THINGS I DO NOT SEEM TO OUTGROW
Restful places--a hired man's bed from New England, vintage embroidered cushions from tag sales and thrift shops, cream and red Indian cushions from the Dollar Store. Toile from Anatole fabric outlet. Grey Halloween sock is a kitty toy, apparently. Oil painting by Jim Kline.
Restful places. This is my New Dawn rose and blue Chinese wisteria arbor.
Please note plate border and Ivan Bilibin's work.
The colors red and yellow. Plate is Heinrich's Gipsy pattern.
Molly Brett's work.
Picnics. Photo from House Beautiful.
Illustrations by Racey Helps
List making is a time honored diarist's tool. Around 996 Japanese author Sei Shonagon preceded modern day bloggers with The Pillow Book, which is jam packed with her observations of Heian court life and snippets of her own likes and dislikes. Her list of elegant things, for example, includes,

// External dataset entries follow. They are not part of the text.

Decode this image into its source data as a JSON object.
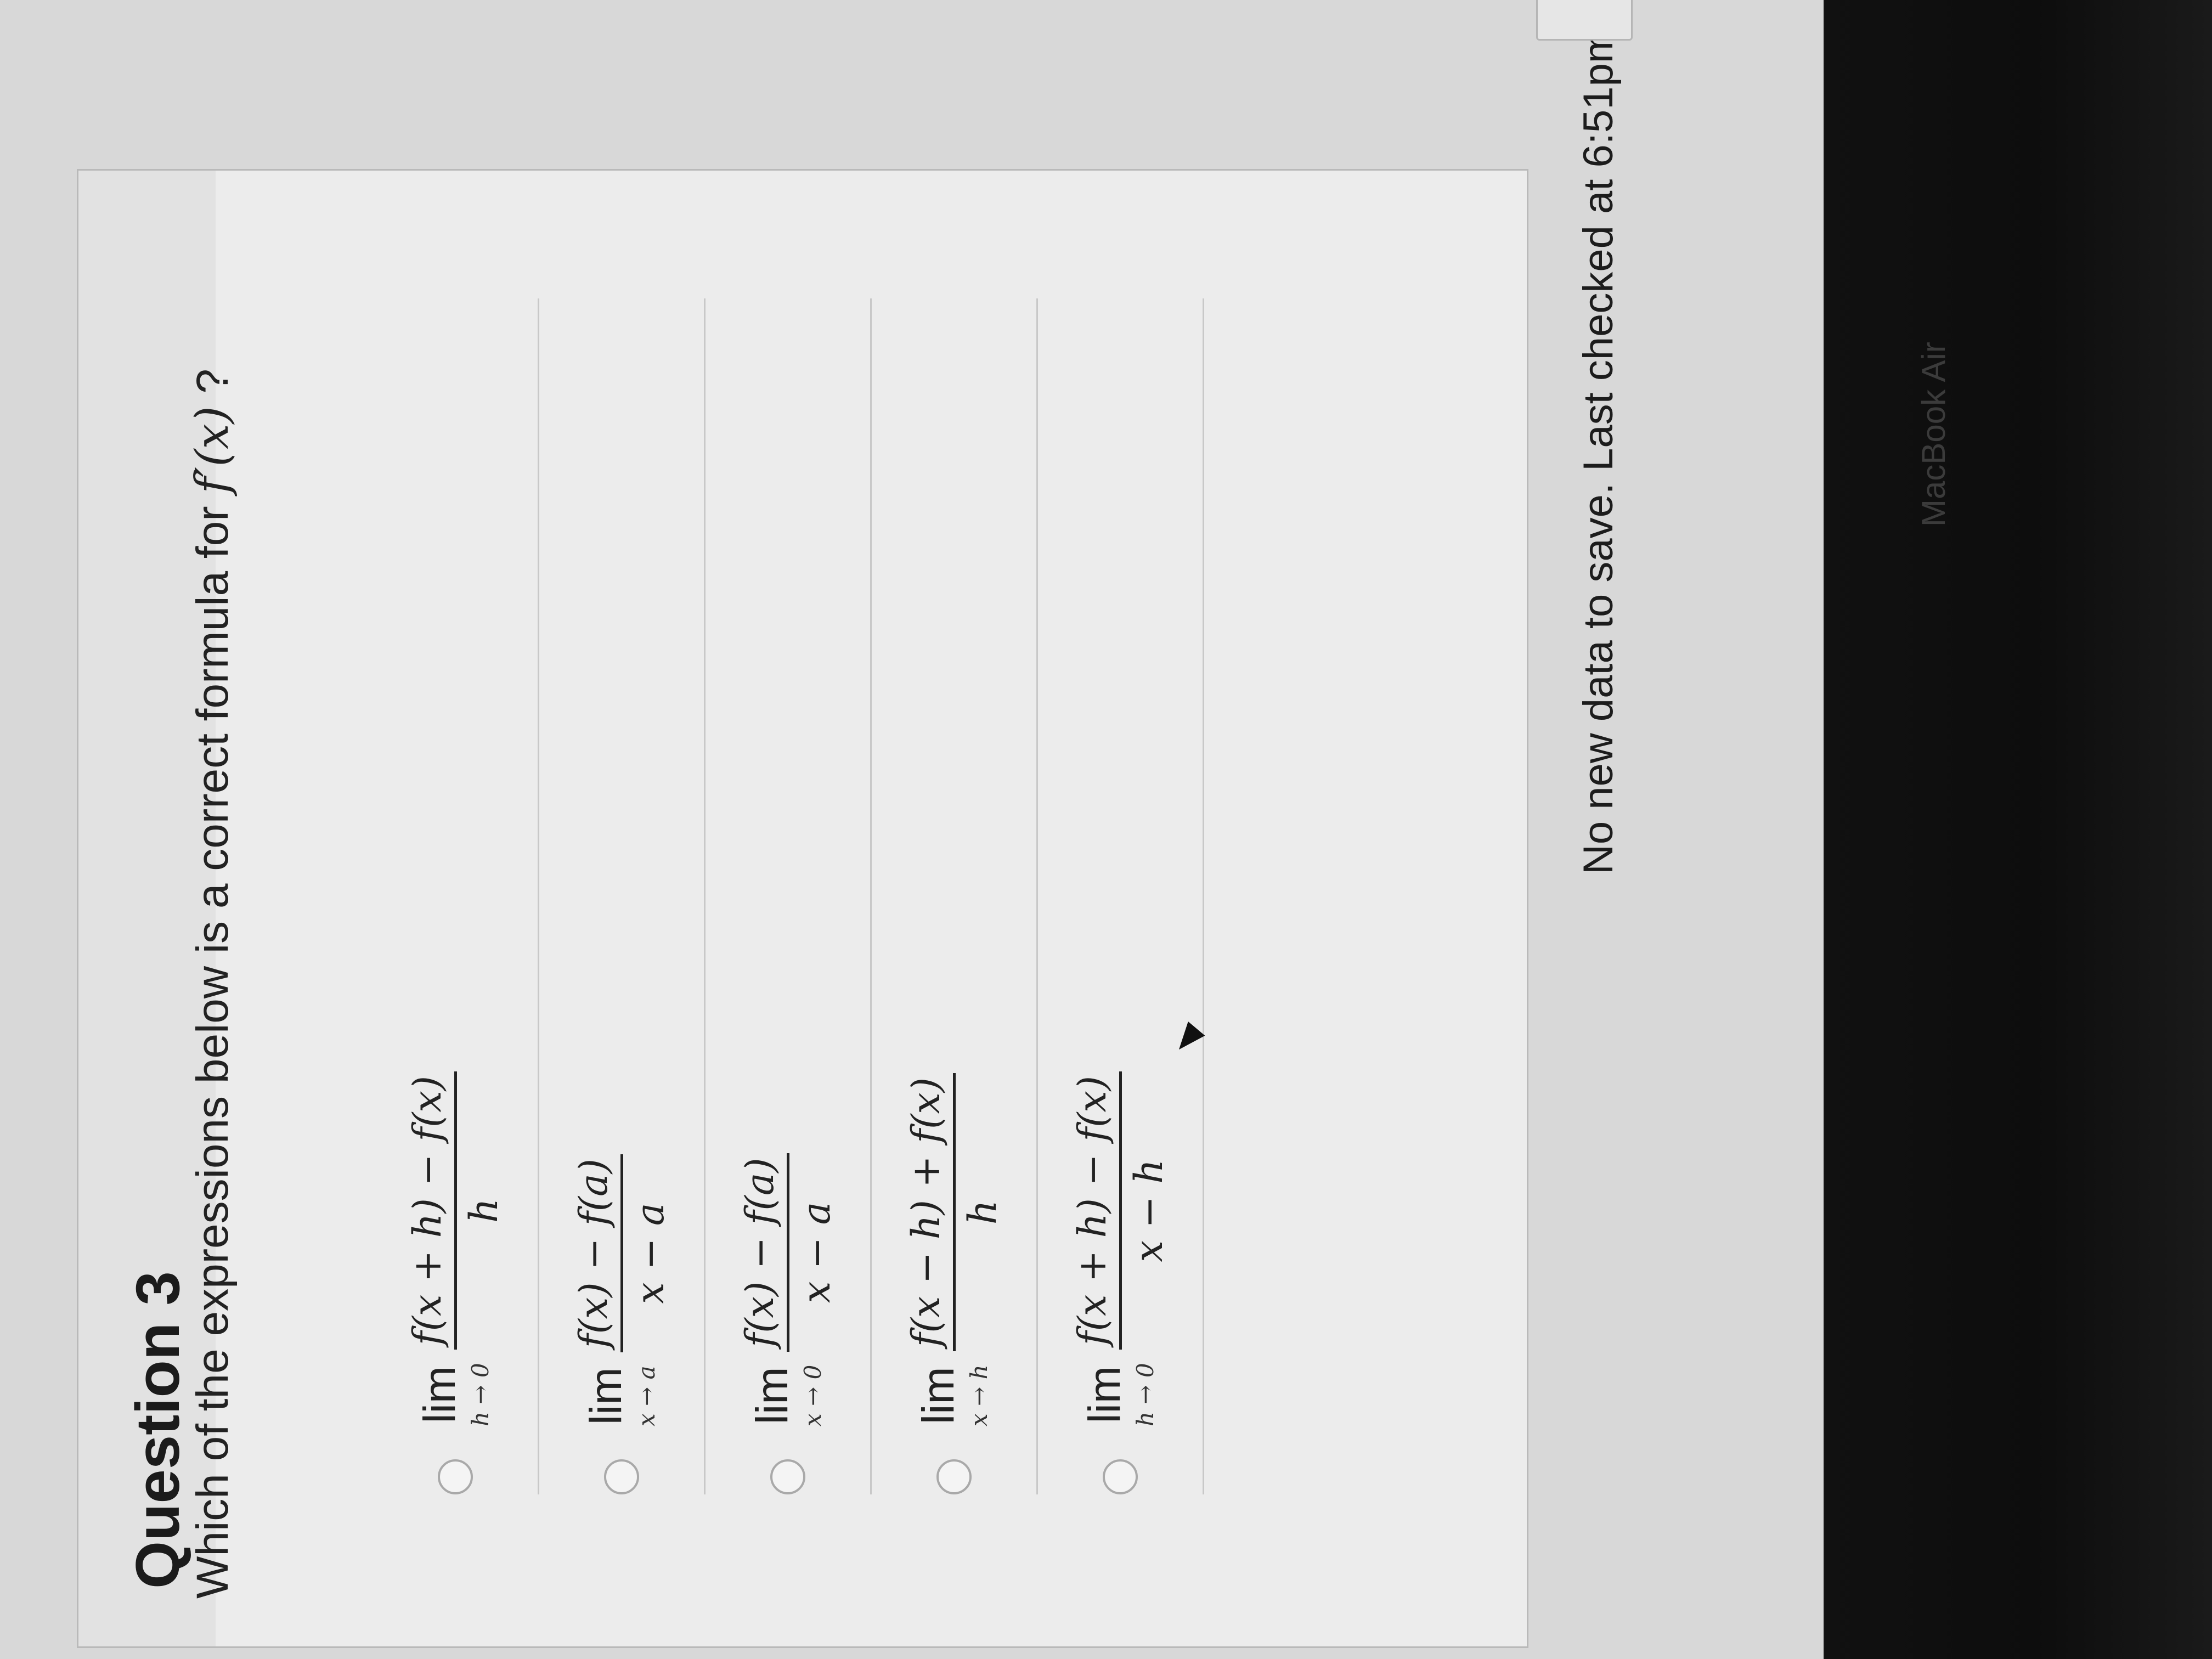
{
  "question": {
    "title": "Question 3",
    "prompt_text": "Which of the expressions below is a correct formula for ",
    "prompt_fx": "f′(x)",
    "prompt_end": " ?"
  },
  "options": [
    {
      "lim": "lim",
      "sub": "h → 0",
      "numerator": "f(x + h) − f(x)",
      "denominator": "h"
    },
    {
      "lim": "lim",
      "sub": "x → a",
      "numerator": "f(x) − f(a)",
      "denominator": "x − a"
    },
    {
      "lim": "lim",
      "sub": "x → 0",
      "numerator": "f(x) − f(a)",
      "denominator": "x − a"
    },
    {
      "lim": "lim",
      "sub": "x → h",
      "numerator": "f(x − h) + f(x)",
      "denominator": "h"
    },
    {
      "lim": "lim",
      "sub": "h → 0",
      "numerator": "f(x + h) − f(x)",
      "denominator": "x − h"
    }
  ],
  "status": {
    "text": "No new data to save. Last checked at 6:51pm"
  },
  "device": {
    "bezel_label": "MacBook Air"
  }
}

"A white coat worn with a violet waistcoat. Duck eggs. Shaved ice mixed with liana syrup and put in a new silver bowl. A rosary of rock crystal. Snow on wisteria or plum blossoms. A pretty child eating strawberries."
My own list of elegant things will keep. After all, the concept of elegance varies from person to person, culture to culture, era to era. Objects such as gored hose, were one considered the essence of chic have fallen into disfavor while time and mores have conspired to legitimize Biedermeier, the style once thought to be fit only for the uncritical bourgeoisie.
Much as the Heian court, the village where I live teems with self-appointed arbiters of elegance. There are the folks who wrinkle their noes and look as if they were sucking a lemon whenever one mentions the greatly popular Mary Englebreit and Harry Potter. These are the folks who fancy themselves as so intellectually pure they cannot bear to contact with anything that please the lumpen proletariat. Whatever. I can be as much of a snob as the next guy when the occasion calls for --luckily that is a rare event--but I am not above feeling affection for much that my superbly intelligent fellow villagers despise. Take, for example, a somewhat sappy book, The Rosary, written in 1910 by Florence Barclay, who was a very High Church English clergyman's wife. I was all of thirteen when I found it in my boarding school's library and I loved it for its descriptive passages of an English country life that seemed so utterly civilised to the little savage that I was. English gardens, English formality, butlers, golf, magnolias and tea seemed utterly exotic. There were gardens in my school, but our trees-- avocado, jacaranda, flame trees mango and buriti palms--could not compare with the cedars of Overdene, the heroine's home. Our only roses were mostly pink and French--La France, from Guillot et Fils, Amelia, from the Vibert nurseries, and Cecile Brunner, a Pernet baby--with the red Principe Negro (Black Prince) as the sole British interloper.
My love for beautifully illustrated children's books preceded my love of European novels. I have no idea of who illustrated my copy of Pedro Malvado, Strumpfelpeter, as terrifying a tale as Grimm Germany could produce. Fortunately what remained on mind was was the pretzel, translated into Portuguese as "a biscuit shaped like the number eight" someone gave Peter and the baker's shop where our hero's greed for more pretzels almost led him to being thrown into the oven. I will not digress and talk about the effect of such literature on the impressionable mind of German children. I wil just add being Brazilian descendant of Sephardic Jews, I am constitutionally and morally averse to the idea of baking people.